The future of AI holds both promise and challenges. As advancements in AI increase, ethical considerations and responsible development practices become even more critical. Discussions regarding oversight and limitations have been ongoing and are an important part of this rapidly advancing technology. 


The history of AI is an incredible journey, from ancient myths and dreams of mechanical beings to the modern, cutting-edge technologies shaping our world today. The evolution of AI reflects the human quest for understanding and replicating intelligence, with each era building on the achievements of the previous one.

Although advancements in AI have been positive, and there is a universal understanding that we need to be cautious, aware of the ethical considerations as well as our limitations, and understand that AI is not meant to replace humans, there are people who do not believe that any aspect of AI is good or that it affects their life. In that case, here are a few points:

  • If you use a home assistant such as Alexa, Siri, or Google, you are using AI.
  • If you use Grammarly or any other writing assistant, you are using AI. 
  • If you search the internet using Google or Bing, you may be assisted by AI as Google and Microsoft have both added AI to their search engines. 

A 2018 Northeastern University and Gallup survey found 85% of Americans use at least one of six products with AI elements – these products include navigation apps, ridesharing apps, digital assistants, video or music streaming services, smart home devices, and intelligent home personal assistants. (And that was almost six years ago). 

Another fact. I used AI to assist me in writing this article. Why? To prove that AI is not all bad. I wrote into my AI Chatbot that I needed to research the history and developments of AI. It then wrote a 1200-word summary in maybe 35 seconds. Research that would have taken me hours took the chatboy 35 seconds. As a journalist – and me being me – I wouldn’t submit an article that I didn’t write, so I proofread, rewrote in “layman’s terms,” and made corrections. The chatbot inspired this article and led me to the proper research as well as gave me direction as far as what to write because there is so much that can be written about AI. It helped me focus. And I use Grammarly for all my articles as it helps me become a better writer. 

So in my opinion, AI, as well as anything, can be used for both good and bad, which is why we need to continue to discuss limitations on its use. But as far as the current developments and helping with workplace efficiency, I think it has been good.  

As always, if you have any comments feel free to drop me a message at


About this Author

Brian Chicoine

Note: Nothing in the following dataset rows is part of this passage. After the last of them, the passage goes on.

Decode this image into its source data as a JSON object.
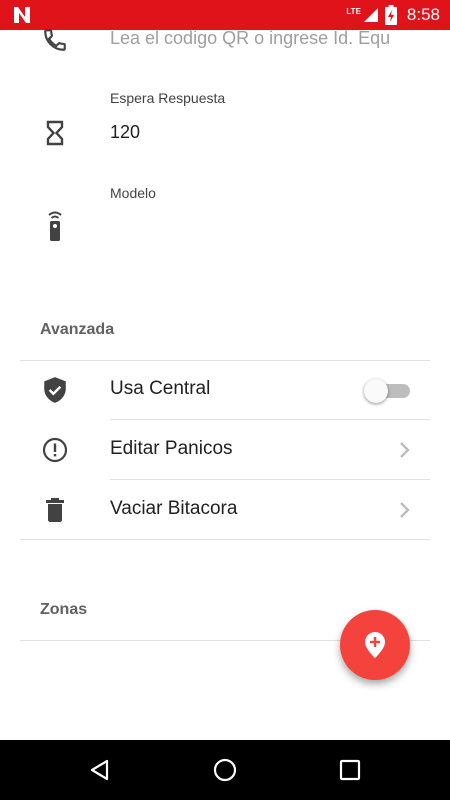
{
  "status_bar": {
    "time": "8:58",
    "network": "LTE",
    "icons": [
      "app-notification-icon",
      "signal-icon",
      "battery-charging-icon"
    ]
  },
  "fields": {
    "device_id": {
      "icon": "phone-icon",
      "placeholder": "Lea el codigo QR o ingrese Id. Equ"
    },
    "response_wait": {
      "icon": "hourglass-icon",
      "label": "Espera Respuesta",
      "value": "120"
    },
    "model": {
      "icon": "remote-control-icon",
      "label": "Modelo",
      "value": ""
    }
  },
  "sections": {
    "advanced": {
      "title": "Avanzada",
      "items": [
        {
          "icon": "verified-shield-icon",
          "label": "Usa Central",
          "type": "toggle",
          "checked": false
        },
        {
          "icon": "alert-circle-icon",
          "label": "Editar Panicos",
          "type": "link"
        },
        {
          "icon": "trash-icon",
          "label": "Vaciar Bitacora",
          "type": "link"
        }
      ]
    },
    "zones": {
      "title": "Zonas"
    }
  },
  "fab": {
    "icon": "add-location-icon",
    "color": "#f4433c"
  },
  "nav_bar": {
    "buttons": [
      "back-icon",
      "home-icon",
      "recents-icon"
    ]
  },
  "colors": {
    "status_bar": "#e0121a",
    "accent": "#f4433c",
    "icon": "#424242"
  }
}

Brian Chicoine is a New Hampshire native who moved to Manchester from Raymond in 1980. While a student at Notre Dame College here in Manchester, Brian transferred to Rhode Island College in Providence, where he met his now wife, Jackie. Brian and Jackie spent the next 20 years living in Providence and Manchester, returning to Manchester with their two sons, (who are proud Manchester natives), in the fall of 2017. He and his family intend on staying in Manchester and are committed to helping make it an even better place to live, work, and play.